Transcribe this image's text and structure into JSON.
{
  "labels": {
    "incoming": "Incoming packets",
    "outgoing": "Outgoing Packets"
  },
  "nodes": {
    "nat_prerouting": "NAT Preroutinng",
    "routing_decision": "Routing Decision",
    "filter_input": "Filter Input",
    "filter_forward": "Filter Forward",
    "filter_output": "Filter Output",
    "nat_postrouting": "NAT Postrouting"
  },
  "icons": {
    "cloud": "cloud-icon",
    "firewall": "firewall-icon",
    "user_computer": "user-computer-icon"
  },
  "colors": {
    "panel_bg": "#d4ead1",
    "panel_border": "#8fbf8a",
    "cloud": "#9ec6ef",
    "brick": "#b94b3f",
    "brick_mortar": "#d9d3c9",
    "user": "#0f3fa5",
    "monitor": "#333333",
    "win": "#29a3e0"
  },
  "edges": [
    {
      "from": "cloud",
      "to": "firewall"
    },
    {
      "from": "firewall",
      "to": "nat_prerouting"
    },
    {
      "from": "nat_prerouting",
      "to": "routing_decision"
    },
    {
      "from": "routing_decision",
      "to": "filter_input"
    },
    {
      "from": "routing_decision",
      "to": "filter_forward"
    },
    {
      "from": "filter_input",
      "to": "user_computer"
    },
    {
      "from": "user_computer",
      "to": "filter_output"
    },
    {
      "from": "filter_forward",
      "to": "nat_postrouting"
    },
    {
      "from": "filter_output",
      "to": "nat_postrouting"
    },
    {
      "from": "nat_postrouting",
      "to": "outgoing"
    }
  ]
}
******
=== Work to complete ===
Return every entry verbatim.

=== Answer area ===
Transcribe this image's text and structure into JSON.
{
  "labels": {
    "incoming": "Incoming packets",
    "outgoing": "Outgoing Packets"
  },
  "nodes": {
    "nat_prerouting": "NAT Preroutinng",
    "routing_decision": "Routing Decision",
    "filter_input": "Filter Input",
    "filter_forward": "Filter Forward",
    "filter_output": "Filter Output",
    "nat_postrouting": "NAT Postrouting"
  },
  "icons": {
    "cloud": "cloud-icon",
    "firewall": "firewall-icon",
    "user_computer": "user-computer-icon"
  },
  "colors": {
    "panel_bg": "#d4ead1",
    "panel_border": "#8fbf8a",
    "cloud": "#9ec6ef",
    "brick": "#b94b3f",
    "brick_mortar": "#d9d3c9",
    "user": "#0f3fa5",
    "monitor": "#333333",
    "win": "#29a3e0"
  },
  "edges": [
    {
      "from": "cloud",
      "to": "firewall"
    },
    {
      "from": "firewall",
      "to": "nat_prerouting"
    },
    {
      "from": "nat_prerouting",
      "to": "routing_decision"
    },
    {
      "from": "routing_decision",
      "to": "filter_input"
    },
    {
      "from": "routing_decision",
      "to": "filter_forward"
    },
    {
      "from": "filter_input",
      "to": "user_computer"
    },
    {
      "from": "user_computer",
      "to": "filter_output"
    },
    {
      "from": "filter_forward",
      "to": "nat_postrouting"
    },
    {
      "from": "filter_output",
      "to": "nat_postrouting"
    },
    {
      "from": "nat_postrouting",
      "to": "outgoing"
    }
  ]
}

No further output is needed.